It was exactly what you’d expect from a town so originally named. ‘Sand’ was sandy. Built alongside a sandy cove, called ‘Sandy Cove’, a bay that offered no real protection, but was the right distance to set up a way point between two more important places. It had a long history of not really being anything. It was sand, sand and mangroves. Sand and sedimentary rock: sandstone. It had a general store – ‘Sand General Store’ which alleged it had a liquor license, not that anyone would check. It had a Central school, which you already know the name of, that offered so little choice, that students took the sweet blessing of schooling elsewhere. Few returned, but enough that it had maintained a stable, albeit small, population for the length of its uneventful history. The uniform was light brown.
There was not much to do, aside from primary industry of primary industry. The sand gets boring, especially for young minds, and there is only so much exploring one can do of the mangrove groves.
As is inevitable, things were found to occupy, and in this case, the old idiom ‘an idle brain is the devil’s workshop’ became literal, and one morning, a pensioner, out for his beachside morning stroll, happened upon the remains of a pentagram, drawn in sand, half washed away by the tide. He promptly died from a heart attack. It was probably less the remains of the pentagram, and more the remains of a goat, dismembered and eviscerated, bloodied and poorly burnt by a fire clearly not hot enough to consume flesh.
Rumours spread quickly, as they do in a small town. And the culprits, meant to be alleged, but that’s not how small towns work, were identified. A town meeting was called. No ink was spilled, but many a word wasted, to no conclusion. They were used to the petty vandalism, coming in waves, the bored frustration that so often had an outlet in minor misdemeanours, but this, this was something else. A different beast entirely.
The next ritual appeared to be more successful – the pentagram drawn above the high tide mark, the fire, still smouldering the following morning, built from more than just small drift wood and barely dried mangrove. Bones remained, and the memory for those that heard the long, drawn out scream the night before.
The two was officially rattled. There was talk of bringing the law in, or at least asking for advice. Maybe even a neighbourhood watch.
The teacher, a temporary appointment, because no one lasted long out there, was concerned.
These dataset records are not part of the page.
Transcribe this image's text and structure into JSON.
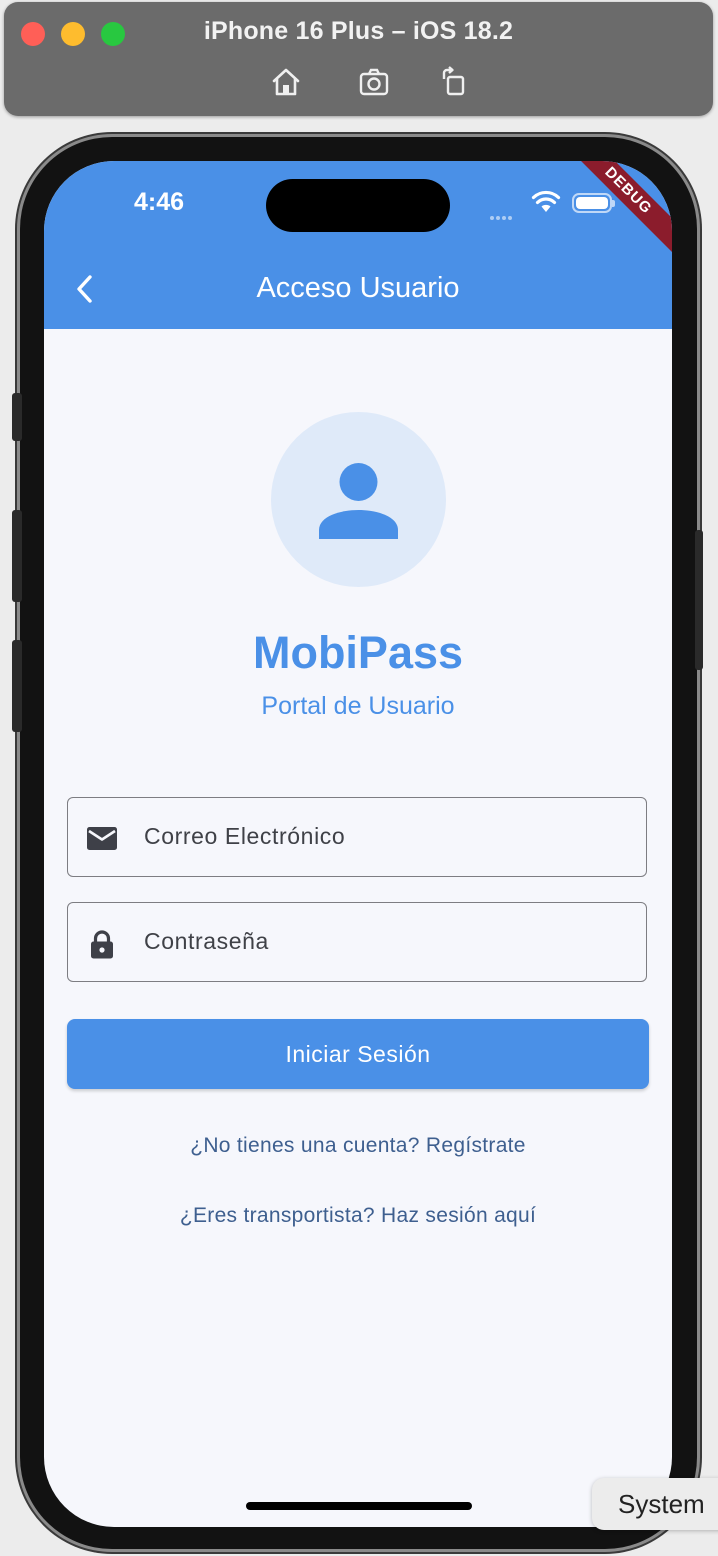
{
  "simulator": {
    "title": "iPhone 16 Plus – iOS 18.2",
    "tools": [
      "home-icon",
      "screenshot-icon",
      "rotate-icon"
    ]
  },
  "status_bar": {
    "time": "4:46",
    "debug_label": "DEBUG"
  },
  "app_bar": {
    "title": "Acceso Usuario",
    "back_icon": "chevron-left-icon"
  },
  "branding": {
    "avatar_icon": "person-icon",
    "app_name": "MobiPass",
    "subtitle": "Portal de Usuario"
  },
  "form": {
    "email": {
      "icon": "mail-icon",
      "placeholder": "Correo Electrónico",
      "value": ""
    },
    "password": {
      "icon": "lock-icon",
      "placeholder": "Contraseña",
      "value": ""
    },
    "submit_label": "Iniciar Sesión"
  },
  "links": {
    "register": "¿No tienes una cuenta? Regístrate",
    "driver_login": "¿Eres transportista? Haz sesión aquí"
  },
  "system_tab": "System",
  "colors": {
    "primary": "#4a90e7",
    "avatar_bg": "#dfeaf9",
    "background": "#f6f7fc",
    "link": "#3e5f8f",
    "debug_ribbon": "#8b1c2c"
  }
}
She was new enough to teaching that she felt she could still make a difference, and new enough to the town that she was still loosely entertaining the idea that it could be a home. She knew that it was her students who had been identified as the likely culprits. She knew that she would share any blame, with her new-fangled ideas and her big city mind set. This was neither fair, nor true, her hometown had been of the rural sort, larger, admittedly, and less sandy. Neither of which was difficult. She was determined to put a stop to this nonsense. She had a stern talk to the students.
She had no success.
There was a false sense of achievement when two months passed without incident, but it would seem that they were merely stockpiling wood. A pyre, a proper, or mostly proper, pyre was built, on which, as far as could be determined, a variety of animals had been burnt, most likely alive from the evening’s noise.
She’d had enough. She called her old mentor, a battle hardened teacher, from an old payphone at the back of the General Store – the only landline that worked.
“What do I do?” She asked. Her mentor had listened patiently, without interruption to the story.
“Pentagrams?” She’d asked.
There was a short laugh, not quite joyless. “Call them what they are. They’ll stop.”
“What they are?”
So she did.
And it worked.